To craft this particular piece of art, Collins drew inspiration from and combined the Black Canyon, Grand Canyon, and Zion Canyon into a single confluence, noting that it was each of those destinations, above all, that inspired his love of the outdoors.
“It didn’t take long for me to fall in love with the desert Southwest, with its soaring walls and abstract rivers scribbled through the landscape,” Collins says in a short film—titled Like A River—released to coincide with the product unveiling. “I’ve climbed their walls, swam their waters, and immersed myself into them as just another brush stroke on the landscape.”
As part of the campaign, Osprey and Rumpl are donating $10,000 to boost conservation efforts by American Rivers, an organization supported by more than 300,000 members and volunteers that first embarked on its water protection and restoration efforts back in 1973.
“When we started this collaboration, we knew we wanted more out of it than some beautiful gear,” Osprey announced on its website. “We are proud to support a national organization dedicated to the protection and restoration of our wild rivers and waterways.”
Approximately two-thirds of U.S. citizens source their drinking water from rivers, but with the ongoing effects of drought, pollution, damming, and draining, preserving these bodies of water that are so paramount to economies and individual livelihoods is now more important than ever.

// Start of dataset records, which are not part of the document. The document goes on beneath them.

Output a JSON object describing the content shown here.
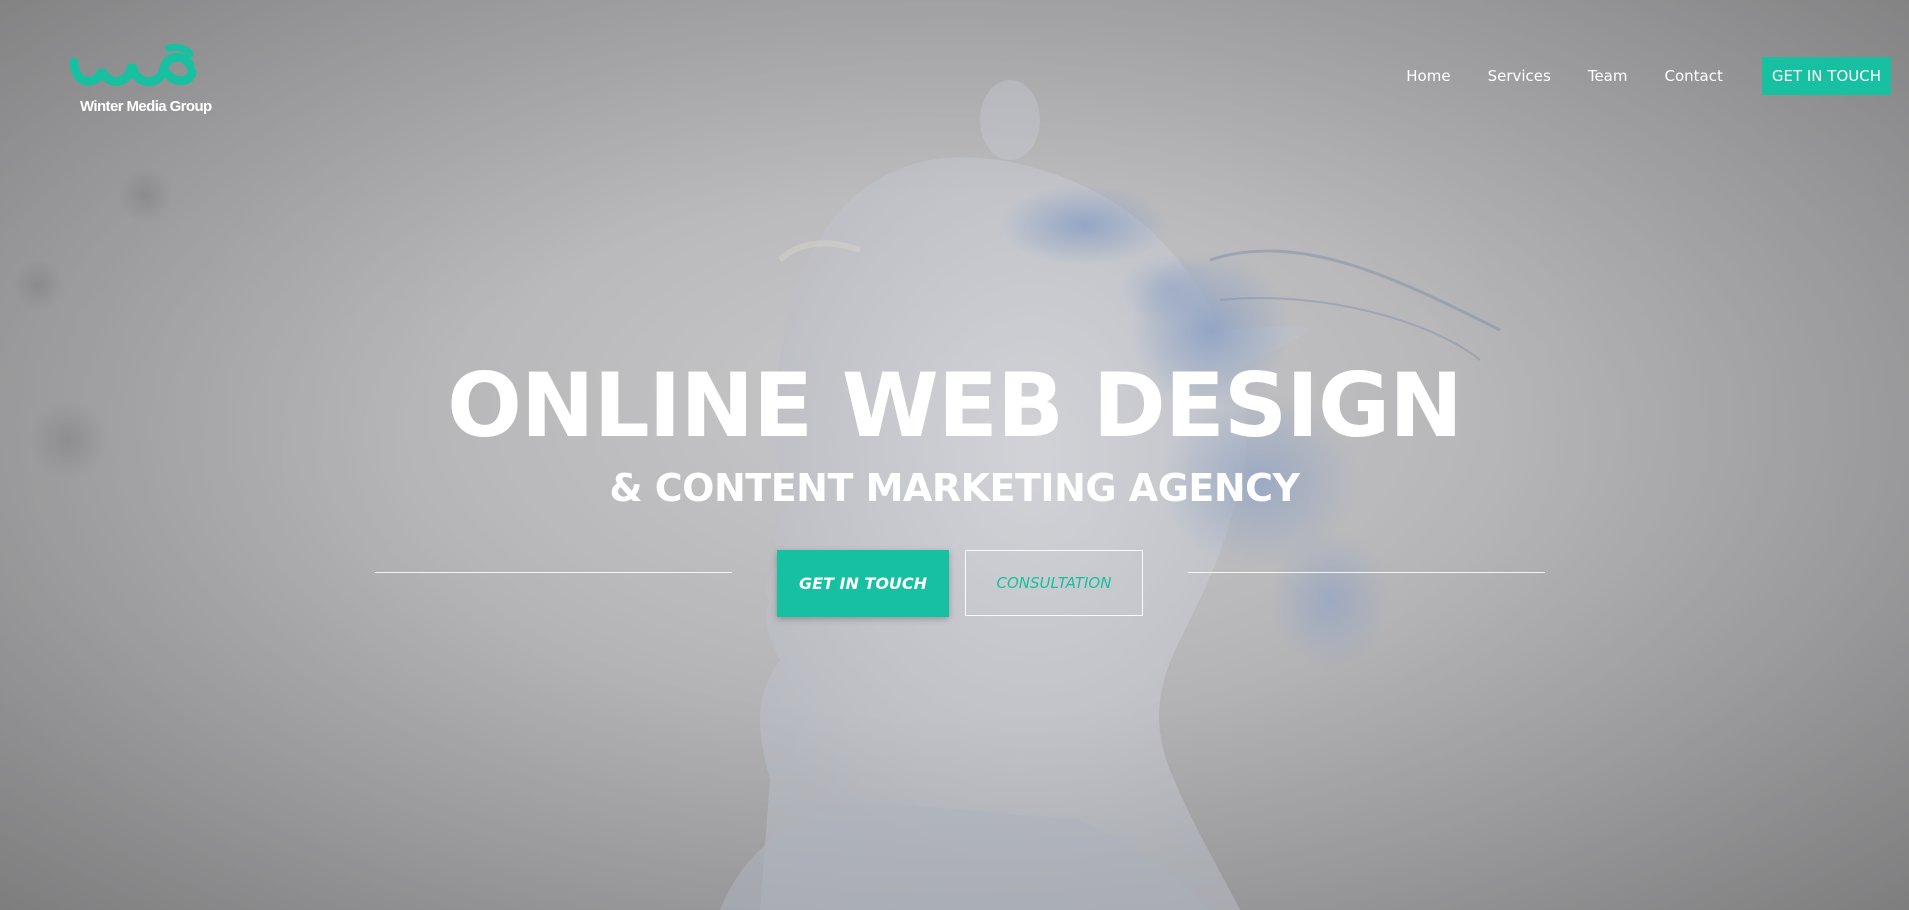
{
  "brand": {
    "name": "Winter Media Group",
    "accent_color": "#17c0a0"
  },
  "nav": {
    "items": [
      {
        "label": "Home"
      },
      {
        "label": "Services"
      },
      {
        "label": "Team"
      },
      {
        "label": "Contact"
      }
    ],
    "cta_label": "GET IN TOUCH"
  },
  "hero": {
    "headline": "ONLINE WEB DESIGN",
    "subheadline": "& CONTENT MARKETING AGENCY",
    "primary_button": "GET IN TOUCH",
    "secondary_button": "CONSULTATION",
    "background_image": "silhouette-head-clouds"
  }
}
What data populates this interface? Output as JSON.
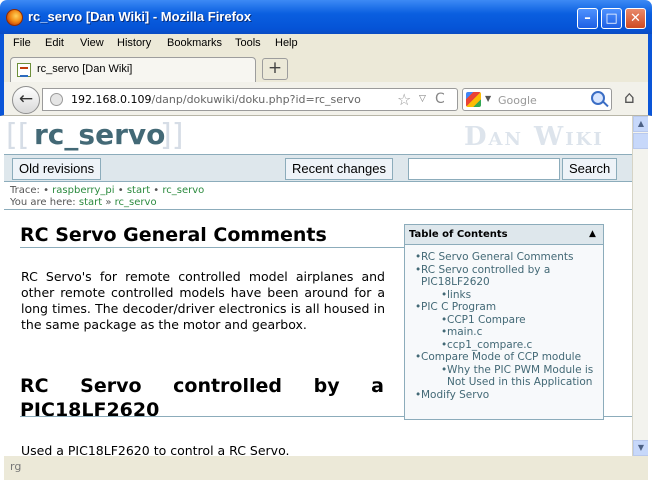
{
  "window": {
    "title": "rc_servo [Dan Wiki] - Mozilla Firefox",
    "minimize": "–",
    "maximize": "□",
    "close": "✕"
  },
  "menu": [
    "File",
    "Edit",
    "View",
    "History",
    "Bookmarks",
    "Tools",
    "Help"
  ],
  "tab": {
    "label": "rc_servo [Dan Wiki]",
    "new_tab": "+"
  },
  "nav": {
    "url_host": "192.168.0.109",
    "url_path": "/danp/dokuwiki/doku.php?id=rc_servo",
    "search_placeholder": "Google",
    "back": "←",
    "star": "☆",
    "dropdown": "▽",
    "reload": "C",
    "home": "⌂",
    "icons": [
      "back-arrow-icon",
      "globe-icon",
      "bookmark-star-icon",
      "dropdown-arrow-icon",
      "reload-icon",
      "google-icon",
      "magnifier-icon",
      "home-icon"
    ]
  },
  "wiki": {
    "bracket_open": "[[",
    "page_id": "rc_servo",
    "bracket_close": "]]",
    "site_title": "Dan Wiki",
    "buttons": {
      "old_revisions": "Old revisions",
      "recent_changes": "Recent changes",
      "search": "Search"
    },
    "search_value": "",
    "trace": {
      "label": "Trace:",
      "items": [
        "raspberry_pi",
        "start",
        "rc_servo"
      ]
    },
    "you_are_here": {
      "label": "You are here:",
      "items": [
        "start",
        "rc_servo"
      ],
      "sep": "»"
    },
    "colors": {
      "accent": "#436976",
      "toolbar_bg": "#dee7ec",
      "border": "#8cacbb",
      "link": "#2b8a3e"
    }
  },
  "content": {
    "h1": "RC Servo General Comments",
    "p1": "RC Servo's for remote controlled model airplanes and other remote controlled models have been around for a long times. The decoder/driver electronics is all housed in the same package as the motor and gearbox.",
    "h2": "RC Servo controlled by a PIC18LF2620",
    "p2": "Used a PIC18LF2620 to control a RC Servo."
  },
  "toc": {
    "title": "Table of Contents",
    "toggle": "▲",
    "entries": [
      {
        "text": "RC Servo General Comments",
        "level": 1
      },
      {
        "text": "RC Servo controlled by a PIC18LF2620",
        "level": 1
      },
      {
        "text": "links",
        "level": 2
      },
      {
        "text": "PIC C Program",
        "level": 1
      },
      {
        "text": "CCP1 Compare",
        "level": 2
      },
      {
        "text": "main.c",
        "level": 2
      },
      {
        "text": "ccp1_compare.c",
        "level": 2
      },
      {
        "text": "Compare Mode of CCP module",
        "level": 1
      },
      {
        "text": "Why the PIC PWM Module is Not Used in this Application",
        "level": 2
      },
      {
        "text": "Modify Servo",
        "level": 1
      }
    ]
  },
  "scrollbar": {
    "up": "▲",
    "down": "▼"
  },
  "status": "rg"
}
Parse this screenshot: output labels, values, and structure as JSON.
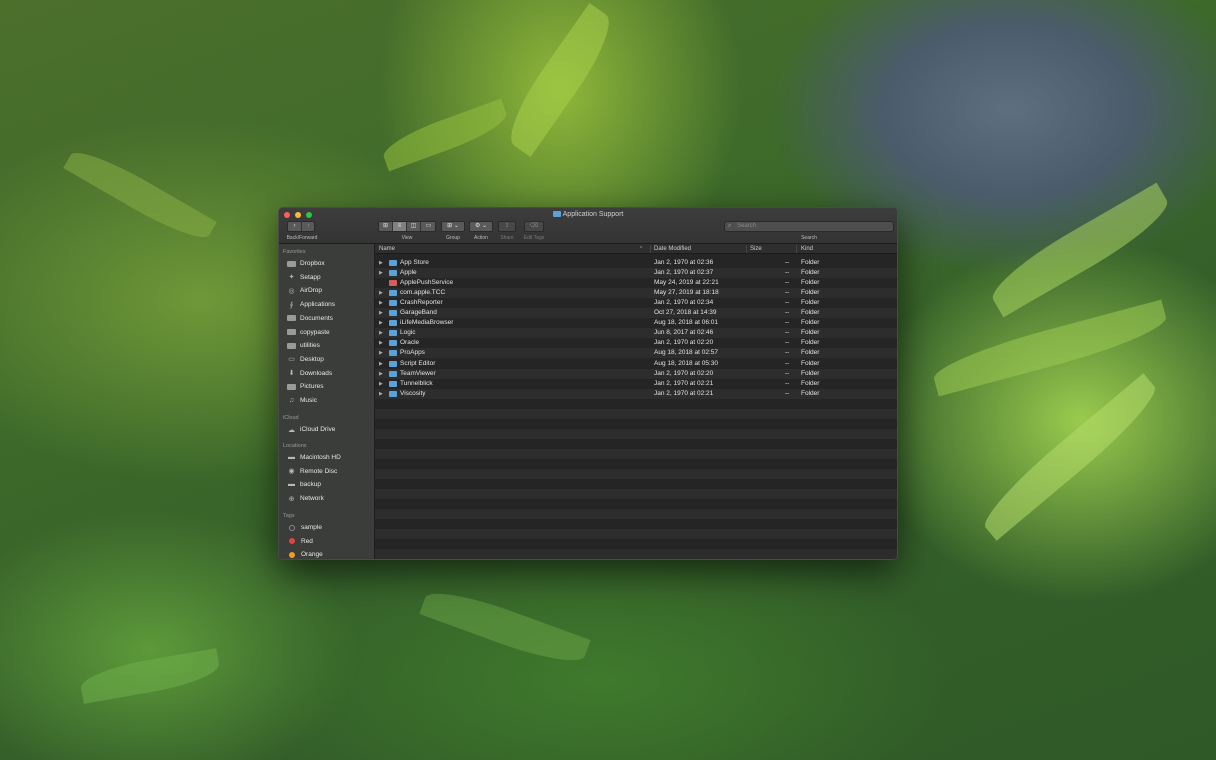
{
  "window": {
    "title": "Application Support",
    "toolbar": {
      "back_forward_label": "Back/Forward",
      "view_label": "View",
      "group_label": "Group",
      "action_label": "Action",
      "share_label": "Share",
      "edit_tags_label": "Edit Tags",
      "search_placeholder": "Search",
      "search_label": "Search"
    }
  },
  "sidebar": {
    "favorites_header": "Favorites",
    "favorites": [
      {
        "label": "Dropbox",
        "icon": "dropbox-icon"
      },
      {
        "label": "Setapp",
        "icon": "setapp-icon"
      },
      {
        "label": "AirDrop",
        "icon": "airdrop-icon"
      },
      {
        "label": "Applications",
        "icon": "applications-icon"
      },
      {
        "label": "Documents",
        "icon": "folder-icon"
      },
      {
        "label": "copypaste",
        "icon": "folder-icon"
      },
      {
        "label": "utilities",
        "icon": "folder-icon"
      },
      {
        "label": "Desktop",
        "icon": "desktop-icon"
      },
      {
        "label": "Downloads",
        "icon": "downloads-icon"
      },
      {
        "label": "Pictures",
        "icon": "folder-icon"
      },
      {
        "label": "Music",
        "icon": "music-icon"
      }
    ],
    "icloud_header": "iCloud",
    "icloud": [
      {
        "label": "iCloud Drive",
        "icon": "cloud-icon"
      }
    ],
    "locations_header": "Locations",
    "locations": [
      {
        "label": "Macintosh HD",
        "icon": "disk-icon"
      },
      {
        "label": "Remote Disc",
        "icon": "disc-icon"
      },
      {
        "label": "backup",
        "icon": "disk-icon"
      },
      {
        "label": "Network",
        "icon": "network-icon"
      }
    ],
    "tags_header": "Tags",
    "tags": [
      {
        "label": "sample",
        "color": "#3a3d3a"
      },
      {
        "label": "Red",
        "color": "#e0443e"
      },
      {
        "label": "Orange",
        "color": "#f39a26"
      }
    ]
  },
  "columns": {
    "name": "Name",
    "date_modified": "Date Modified",
    "size": "Size",
    "kind": "Kind"
  },
  "files": [
    {
      "name": "App Store",
      "date": "Jan 2, 1970 at 02:36",
      "size": "--",
      "kind": "Folder",
      "expandable": true
    },
    {
      "name": "Apple",
      "date": "Jan 2, 1970 at 02:37",
      "size": "--",
      "kind": "Folder",
      "expandable": true
    },
    {
      "name": "ApplePushService",
      "date": "May 24, 2019 at 22:21",
      "size": "--",
      "kind": "Folder",
      "expandable": false
    },
    {
      "name": "com.apple.TCC",
      "date": "May 27, 2019 at 18:18",
      "size": "--",
      "kind": "Folder",
      "expandable": true
    },
    {
      "name": "CrashReporter",
      "date": "Jan 2, 1970 at 02:34",
      "size": "--",
      "kind": "Folder",
      "expandable": true
    },
    {
      "name": "GarageBand",
      "date": "Oct 27, 2018 at 14:39",
      "size": "--",
      "kind": "Folder",
      "expandable": true
    },
    {
      "name": "iLifeMediaBrowser",
      "date": "Aug 18, 2018 at 06:01",
      "size": "--",
      "kind": "Folder",
      "expandable": true
    },
    {
      "name": "Logic",
      "date": "Jun 8, 2017 at 02:46",
      "size": "--",
      "kind": "Folder",
      "expandable": true
    },
    {
      "name": "Oracle",
      "date": "Jan 2, 1970 at 02:20",
      "size": "--",
      "kind": "Folder",
      "expandable": true
    },
    {
      "name": "ProApps",
      "date": "Aug 18, 2018 at 02:57",
      "size": "--",
      "kind": "Folder",
      "expandable": true
    },
    {
      "name": "Script Editor",
      "date": "Aug 18, 2018 at 05:30",
      "size": "--",
      "kind": "Folder",
      "expandable": true
    },
    {
      "name": "TeamViewer",
      "date": "Jan 2, 1970 at 02:20",
      "size": "--",
      "kind": "Folder",
      "expandable": true
    },
    {
      "name": "Tunnelblick",
      "date": "Jan 2, 1970 at 02:21",
      "size": "--",
      "kind": "Folder",
      "expandable": true
    },
    {
      "name": "Viscosity",
      "date": "Jan 2, 1970 at 02:21",
      "size": "--",
      "kind": "Folder",
      "expandable": true
    }
  ]
}
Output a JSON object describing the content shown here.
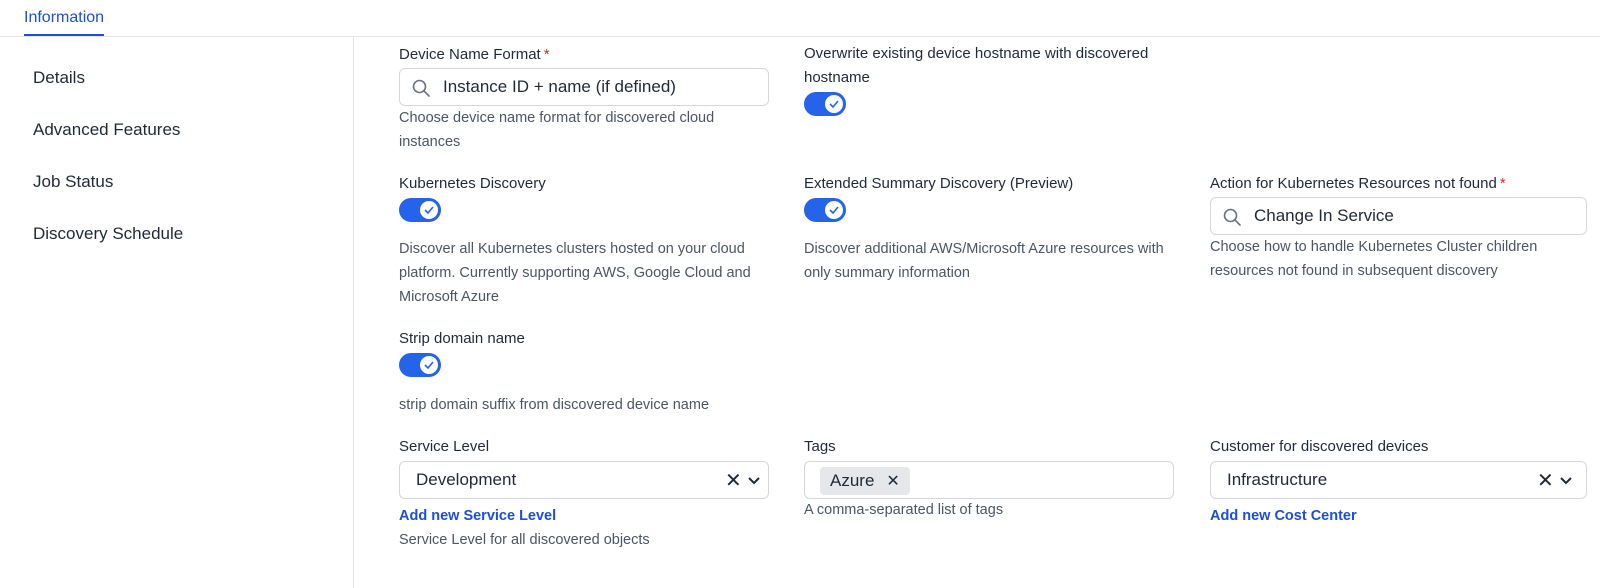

“Human beings can survive without a lot of things—safe, clean water isn’t one of them,” the American Rivers page says. “We invite local leaders, neighborhoods, and cities big and small to dream with us—and lead on river conservation and water management solutions that work for both people and nature.”